Search the listing below for the word "highlighted" and return each line that contains it.
§
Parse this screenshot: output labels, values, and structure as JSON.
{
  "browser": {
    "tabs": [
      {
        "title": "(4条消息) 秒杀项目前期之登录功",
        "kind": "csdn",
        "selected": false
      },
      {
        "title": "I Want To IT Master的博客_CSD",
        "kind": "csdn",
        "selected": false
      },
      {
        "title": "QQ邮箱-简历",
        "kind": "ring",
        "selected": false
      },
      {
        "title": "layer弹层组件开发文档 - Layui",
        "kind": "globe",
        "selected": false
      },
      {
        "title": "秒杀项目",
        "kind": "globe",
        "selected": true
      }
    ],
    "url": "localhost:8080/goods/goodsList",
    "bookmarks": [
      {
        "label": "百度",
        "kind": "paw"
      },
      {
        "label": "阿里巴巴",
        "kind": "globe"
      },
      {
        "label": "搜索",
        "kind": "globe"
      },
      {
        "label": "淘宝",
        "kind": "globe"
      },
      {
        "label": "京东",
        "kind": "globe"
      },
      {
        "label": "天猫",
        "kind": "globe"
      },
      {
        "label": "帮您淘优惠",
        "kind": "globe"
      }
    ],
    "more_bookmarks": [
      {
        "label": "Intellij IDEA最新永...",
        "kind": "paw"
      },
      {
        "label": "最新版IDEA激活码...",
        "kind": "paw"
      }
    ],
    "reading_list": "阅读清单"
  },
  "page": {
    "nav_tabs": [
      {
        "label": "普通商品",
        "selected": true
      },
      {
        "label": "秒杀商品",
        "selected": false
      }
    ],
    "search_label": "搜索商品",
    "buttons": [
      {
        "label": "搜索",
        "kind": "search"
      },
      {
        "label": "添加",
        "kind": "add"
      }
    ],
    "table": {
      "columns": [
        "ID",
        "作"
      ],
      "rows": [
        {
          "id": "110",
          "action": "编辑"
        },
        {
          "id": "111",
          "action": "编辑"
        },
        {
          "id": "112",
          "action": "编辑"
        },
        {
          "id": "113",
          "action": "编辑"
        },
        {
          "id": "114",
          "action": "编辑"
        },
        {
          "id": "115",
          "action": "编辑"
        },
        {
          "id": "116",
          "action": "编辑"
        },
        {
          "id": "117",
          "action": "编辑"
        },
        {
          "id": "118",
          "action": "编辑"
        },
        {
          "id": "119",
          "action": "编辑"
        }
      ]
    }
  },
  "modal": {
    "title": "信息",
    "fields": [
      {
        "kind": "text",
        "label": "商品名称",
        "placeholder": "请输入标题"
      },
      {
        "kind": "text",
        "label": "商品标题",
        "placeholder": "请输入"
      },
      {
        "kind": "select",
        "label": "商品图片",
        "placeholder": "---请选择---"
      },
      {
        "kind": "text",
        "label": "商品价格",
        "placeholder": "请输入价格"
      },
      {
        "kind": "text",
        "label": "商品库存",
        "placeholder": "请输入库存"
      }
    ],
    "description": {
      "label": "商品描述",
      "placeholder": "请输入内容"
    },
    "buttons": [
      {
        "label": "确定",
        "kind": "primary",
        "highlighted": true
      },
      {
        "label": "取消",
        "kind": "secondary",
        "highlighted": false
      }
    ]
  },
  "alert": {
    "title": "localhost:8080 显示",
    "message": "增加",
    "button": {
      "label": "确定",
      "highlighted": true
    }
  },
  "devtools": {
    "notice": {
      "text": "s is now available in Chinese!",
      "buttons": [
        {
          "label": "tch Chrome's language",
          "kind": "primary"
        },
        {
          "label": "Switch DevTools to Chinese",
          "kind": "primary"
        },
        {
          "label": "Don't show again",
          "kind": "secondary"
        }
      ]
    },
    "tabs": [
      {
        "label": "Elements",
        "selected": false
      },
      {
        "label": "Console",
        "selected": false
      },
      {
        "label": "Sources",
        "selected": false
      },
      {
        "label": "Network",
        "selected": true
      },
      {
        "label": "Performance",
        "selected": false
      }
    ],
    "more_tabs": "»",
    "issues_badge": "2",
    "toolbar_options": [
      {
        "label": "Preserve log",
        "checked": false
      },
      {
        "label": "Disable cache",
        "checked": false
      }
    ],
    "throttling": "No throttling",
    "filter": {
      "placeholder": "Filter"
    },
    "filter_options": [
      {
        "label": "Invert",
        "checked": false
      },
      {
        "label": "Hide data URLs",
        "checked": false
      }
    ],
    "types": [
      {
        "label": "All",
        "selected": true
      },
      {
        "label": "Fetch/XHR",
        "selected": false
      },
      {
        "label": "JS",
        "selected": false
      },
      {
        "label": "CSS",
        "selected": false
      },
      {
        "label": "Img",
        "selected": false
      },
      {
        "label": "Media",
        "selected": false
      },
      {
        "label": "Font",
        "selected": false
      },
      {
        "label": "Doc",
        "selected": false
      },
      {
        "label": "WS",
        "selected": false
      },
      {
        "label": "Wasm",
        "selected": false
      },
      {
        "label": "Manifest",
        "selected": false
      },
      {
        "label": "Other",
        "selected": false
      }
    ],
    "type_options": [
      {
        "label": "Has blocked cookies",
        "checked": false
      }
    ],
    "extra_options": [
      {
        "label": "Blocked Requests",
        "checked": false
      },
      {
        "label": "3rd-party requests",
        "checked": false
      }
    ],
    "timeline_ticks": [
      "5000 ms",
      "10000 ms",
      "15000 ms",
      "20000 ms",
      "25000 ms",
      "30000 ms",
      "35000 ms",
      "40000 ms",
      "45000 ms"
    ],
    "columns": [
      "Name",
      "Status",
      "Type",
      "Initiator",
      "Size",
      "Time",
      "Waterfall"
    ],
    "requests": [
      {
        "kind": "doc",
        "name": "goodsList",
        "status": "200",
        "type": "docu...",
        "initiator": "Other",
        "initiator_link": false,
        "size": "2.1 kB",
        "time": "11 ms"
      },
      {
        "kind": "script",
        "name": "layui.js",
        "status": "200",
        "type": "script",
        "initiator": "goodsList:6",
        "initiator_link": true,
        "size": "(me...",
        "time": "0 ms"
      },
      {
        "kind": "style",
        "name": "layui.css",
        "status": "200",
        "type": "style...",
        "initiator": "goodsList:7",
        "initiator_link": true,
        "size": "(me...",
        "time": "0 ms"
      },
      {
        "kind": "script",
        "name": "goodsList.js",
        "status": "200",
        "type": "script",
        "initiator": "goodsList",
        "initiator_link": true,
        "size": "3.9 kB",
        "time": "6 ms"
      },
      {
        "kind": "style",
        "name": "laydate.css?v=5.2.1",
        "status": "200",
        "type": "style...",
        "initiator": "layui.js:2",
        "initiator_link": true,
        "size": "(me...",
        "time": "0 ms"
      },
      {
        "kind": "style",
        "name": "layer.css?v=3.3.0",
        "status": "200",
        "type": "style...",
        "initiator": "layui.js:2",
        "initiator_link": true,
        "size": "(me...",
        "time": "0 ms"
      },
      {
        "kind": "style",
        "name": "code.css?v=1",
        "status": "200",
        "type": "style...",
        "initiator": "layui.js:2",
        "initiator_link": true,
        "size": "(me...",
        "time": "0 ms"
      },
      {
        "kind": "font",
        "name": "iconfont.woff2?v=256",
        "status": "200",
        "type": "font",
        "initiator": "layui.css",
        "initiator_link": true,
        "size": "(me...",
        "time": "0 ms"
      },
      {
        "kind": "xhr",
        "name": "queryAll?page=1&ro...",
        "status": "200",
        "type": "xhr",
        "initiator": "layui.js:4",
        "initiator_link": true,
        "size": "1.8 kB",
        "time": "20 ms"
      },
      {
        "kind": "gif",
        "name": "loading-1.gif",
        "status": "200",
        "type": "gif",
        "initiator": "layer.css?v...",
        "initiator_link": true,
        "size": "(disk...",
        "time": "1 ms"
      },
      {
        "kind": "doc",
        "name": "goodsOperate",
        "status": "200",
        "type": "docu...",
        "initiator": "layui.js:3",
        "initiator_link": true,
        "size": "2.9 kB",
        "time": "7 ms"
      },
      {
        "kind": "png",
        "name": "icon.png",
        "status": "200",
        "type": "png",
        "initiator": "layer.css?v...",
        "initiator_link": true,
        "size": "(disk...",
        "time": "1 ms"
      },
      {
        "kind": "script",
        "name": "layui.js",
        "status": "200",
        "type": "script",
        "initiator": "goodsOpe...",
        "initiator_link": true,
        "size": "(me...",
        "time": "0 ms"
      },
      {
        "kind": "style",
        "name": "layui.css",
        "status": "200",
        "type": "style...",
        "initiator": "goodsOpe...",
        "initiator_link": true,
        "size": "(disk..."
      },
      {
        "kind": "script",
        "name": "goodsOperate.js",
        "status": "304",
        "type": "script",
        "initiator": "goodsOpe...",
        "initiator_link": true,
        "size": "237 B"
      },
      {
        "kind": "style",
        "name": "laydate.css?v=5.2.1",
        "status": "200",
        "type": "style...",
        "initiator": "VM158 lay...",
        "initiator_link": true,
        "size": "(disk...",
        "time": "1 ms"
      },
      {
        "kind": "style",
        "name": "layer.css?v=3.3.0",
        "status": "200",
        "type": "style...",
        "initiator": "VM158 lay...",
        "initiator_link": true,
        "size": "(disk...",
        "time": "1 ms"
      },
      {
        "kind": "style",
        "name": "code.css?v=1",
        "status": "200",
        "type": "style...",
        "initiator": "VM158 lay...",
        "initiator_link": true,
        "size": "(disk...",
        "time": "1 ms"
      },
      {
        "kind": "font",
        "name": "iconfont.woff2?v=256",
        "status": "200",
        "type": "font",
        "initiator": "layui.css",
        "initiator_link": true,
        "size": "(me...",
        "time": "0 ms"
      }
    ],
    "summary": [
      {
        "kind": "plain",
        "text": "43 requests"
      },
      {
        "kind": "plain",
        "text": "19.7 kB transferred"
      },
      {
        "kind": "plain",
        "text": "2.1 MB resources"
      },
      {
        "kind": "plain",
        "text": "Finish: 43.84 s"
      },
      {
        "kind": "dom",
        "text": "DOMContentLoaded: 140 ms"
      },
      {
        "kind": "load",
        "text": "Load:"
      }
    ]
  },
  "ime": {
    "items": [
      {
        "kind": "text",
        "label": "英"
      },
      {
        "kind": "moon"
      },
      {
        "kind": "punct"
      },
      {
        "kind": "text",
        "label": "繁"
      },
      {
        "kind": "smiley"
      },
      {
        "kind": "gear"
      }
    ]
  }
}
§
• Solution to this task:
        "highlighted": true
        "highlighted": false
      "highlighted": true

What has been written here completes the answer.